Brian Birdnow

Last week the President of the United States delivered the commencement address at the U.S. Military Academy, more commonly known as West Point. President Obama delivered a speech his aides had quietly informed the press would be a major foreign policy address. The incomplete nature of the press releases led many to speculate as to what this address would, in fact, involve. Some suggested that it would be an effort for the Administration to flesh out a solid and substantial foreign policy approach, rather than the perceived ad hoc nature of the Obama foreign policy efforts since 2009. Some of the Obama critics questioned the timing of this speech, suggesting that the Administration was attempting to deflect attention from the burgeoning VA scandal.
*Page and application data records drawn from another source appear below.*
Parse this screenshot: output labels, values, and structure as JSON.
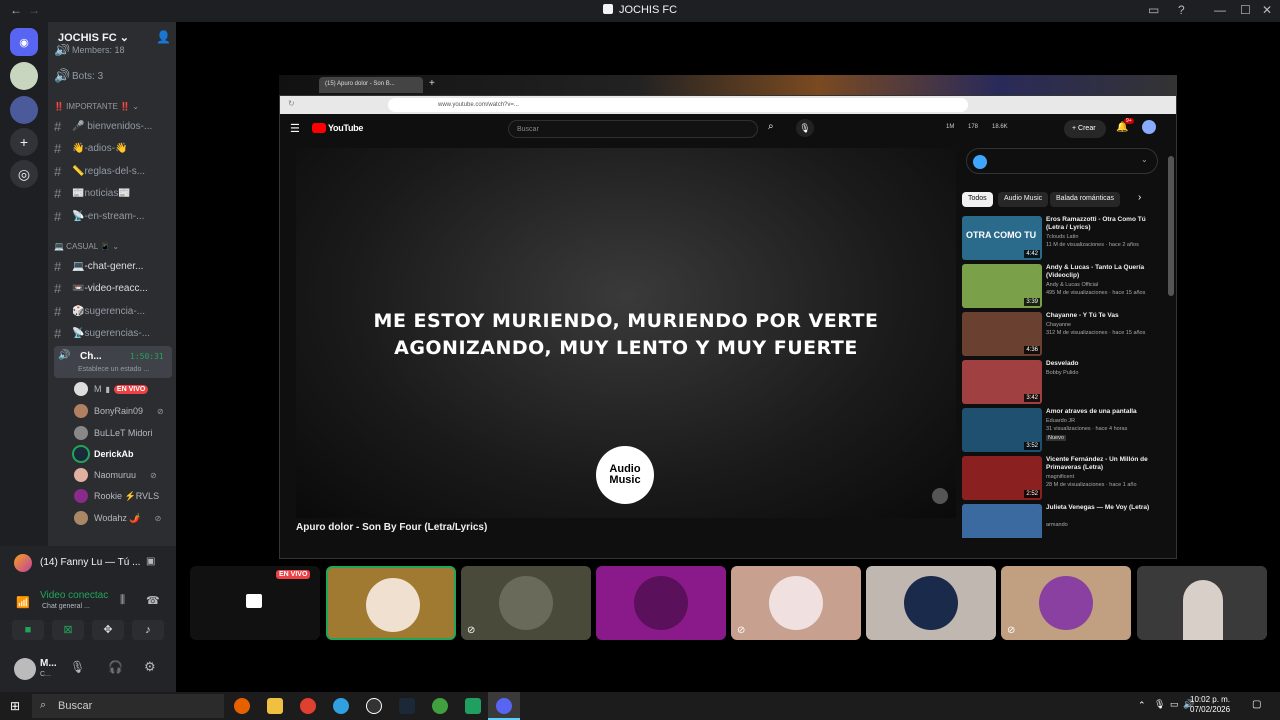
{
  "window": {
    "title": "JOCHIS FC"
  },
  "server": {
    "name": "JOCHIS FC",
    "members": "Members: 18",
    "bots": "Bots: 3"
  },
  "categories": [
    {
      "label": "‼️ IMPORTANTE ‼️"
    },
    {
      "label": "💻 CASUAL 📱"
    }
  ],
  "channels": [
    {
      "name": "🎤 bienvenidos-..."
    },
    {
      "name": "👋-adios-👋"
    },
    {
      "name": "📏reglas-del-s..."
    },
    {
      "name": "📰noticias📰"
    },
    {
      "name": "📡-en-stream-..."
    },
    {
      "name": "💻-chat-gener..."
    },
    {
      "name": "📼-video-reacc..."
    },
    {
      "name": "🎲sugerencia-..."
    },
    {
      "name": "📡sugerencias-..."
    }
  ],
  "voice": {
    "channel": "Ch...",
    "timer": "1:50:31",
    "status": "Establece un estado ...",
    "live": "EN VIVO",
    "users": [
      {
        "name": "M"
      },
      {
        "name": "BonyRain09"
      },
      {
        "name": "BuLLeT Midori"
      },
      {
        "name": "DerickAb"
      },
      {
        "name": "Naomuruu"
      },
      {
        "name": "Rookie ⚡RVLS"
      },
      {
        "name": "Wodahz 🌶️"
      }
    ]
  },
  "nowplaying": "(14) Fanny Lu — Tú ...",
  "connection": {
    "status": "Video conectac",
    "sub": "Chat general ..."
  },
  "self": {
    "name": "M...",
    "sub": "C..."
  },
  "browser": {
    "tab": "(15) Apuro dolor - Son B...",
    "url": "www.youtube.com/watch?v=...",
    "search_placeholder": "Buscar",
    "create": "Crear",
    "stats": [
      "1M",
      "178",
      "18.6K"
    ],
    "notif": "9+"
  },
  "video": {
    "lyric1": "ME ESTOY MURIENDO, MURIENDO POR VERTE",
    "lyric2": "AGONIZANDO, MUY LENTO Y MUY FUERTE",
    "logo_line1": "Audio",
    "logo_line2": "Music",
    "title": "Apuro dolor - Son By Four (Letra/Lyrics)"
  },
  "chips": [
    "Todos",
    "Audio Music",
    "Balada románticas"
  ],
  "related": [
    {
      "title": "Eros Ramazzotti - Otra Como Tú (Letra / Lyrics)",
      "channel": "7clouds Latin",
      "meta": "11 M de visualizaciones · hace 2 años",
      "dur": "4:42",
      "thumb_text": "OTRA COMO TU",
      "color": "#2a6a8a"
    },
    {
      "title": "Andy & Lucas - Tanto La Quería (Videoclip)",
      "channel": "Andy & Lucas Official",
      "meta": "495 M de visualizaciones · hace 15 años",
      "dur": "3:39",
      "color": "#7aa04a"
    },
    {
      "title": "Chayanne - Y Tú Te Vas",
      "channel": "Chayanne",
      "meta": "312 M de visualizaciones · hace 15 años",
      "dur": "4:36",
      "color": "#6a4030"
    },
    {
      "title": "Desvelado",
      "channel": "Bobby Pulido",
      "meta": "",
      "dur": "3:42",
      "color": "#a04040"
    },
    {
      "title": "Amor atraves de una pantalla",
      "channel": "Eduardo JR",
      "meta": "31 visualizaciones · hace 4 horas",
      "badge": "Nuevo",
      "dur": "3:52",
      "color": "#205070"
    },
    {
      "title": "Vicente Fernández - Un Millón de Primaveras (Letra)",
      "channel": "magnificent",
      "meta": "28 M de visualizaciones · hace 1 año",
      "dur": "2:52",
      "color": "#8a2020"
    },
    {
      "title": "Julieta Venegas — Me Voy (Letra)",
      "channel": "armando",
      "meta": "",
      "dur": "",
      "color": "#3a6aa0"
    }
  ],
  "tiles": [
    {
      "name": "stream-tile-live",
      "color": "#111111",
      "live": "EN VIVO"
    },
    {
      "name": "tile-bonyrain",
      "color": "#a07a30"
    },
    {
      "name": "tile-bullet",
      "color": "#4a4a3a"
    },
    {
      "name": "tile-derick",
      "color": "#8a1a8a"
    },
    {
      "name": "tile-naomuruu",
      "color": "#c8a090"
    },
    {
      "name": "tile-rookie",
      "color": "#c0b8b0"
    },
    {
      "name": "tile-wodahz",
      "color": "#c0a080"
    },
    {
      "name": "tile-camera",
      "color": "#3a3a3a"
    }
  ],
  "taskbar": {
    "search": "Buscar",
    "time": "10:02 p. m.",
    "date": "07/02/2026"
  },
  "colors": {
    "accent": "#5865f2",
    "live": "#ed4245",
    "online": "#23a559"
  }
}
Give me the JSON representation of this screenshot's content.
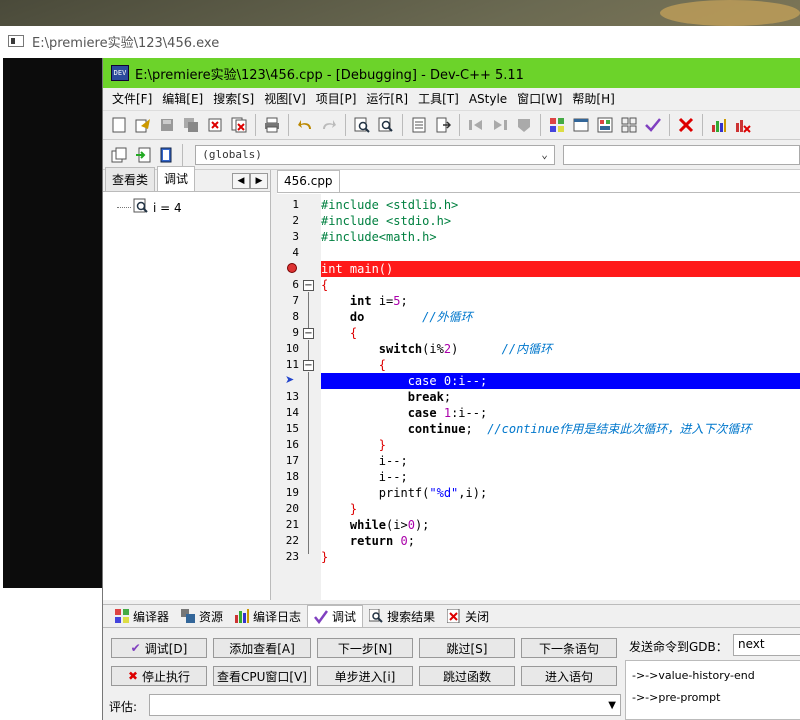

This occurred, of course, before the new Obama follies of 2014, the Bowe Bergdahl melodrama premiered. So, concerned observers do not know what the Administration was planning to accomplish with this address. We can assume, for our purposes that the President was sincere in trying to build a coherent foreign policy. We can now herald the birth of the Obama Doctrine.

The term “Obama Doctrine” may be a case of media oversimplification, or media overhype, much like the annoying habit of applying the suffix “gate” to every political scandal, both real and imagined, since 1972. Be that as it may, we are now seeing the term “Obama Doctrine” being employed to denote a general foreign policy approach in the Age of Obama. It is unlikely that the President, cool and rational, seeing himself as the antithesis of an ideologue, would comfortably accept this term, but the pressures of his office often bend stronger men than Obama into pretzel-like contortions, when explaining policy decisions.

First of all, a little historical perspective is in order here. The term “doctrine” has often been used in American foreign policy circles, extending back to December of 1823, when President Monroe issued a statement, drafted by his Secretary of State John Quincy Adams that the policy of the USA was to maintain the independence of the newly free Latin American republics. It was an oblique warning to Spain, Portugal, Britain, France and Russia that attempts to colonize, or to re-colonize in the Americas would bring about serious complications with the USA. This message became known, obviously, as the Monroe Doctrine. Most of the further American foreign policy efforts of the next century-and-a quarter occurred without titles, specifically “Doctrine,” stamped on their foreheads.

Brian Birdnow

Brian E. Birdnow is a historian and teaches at a university in the St. Louis area.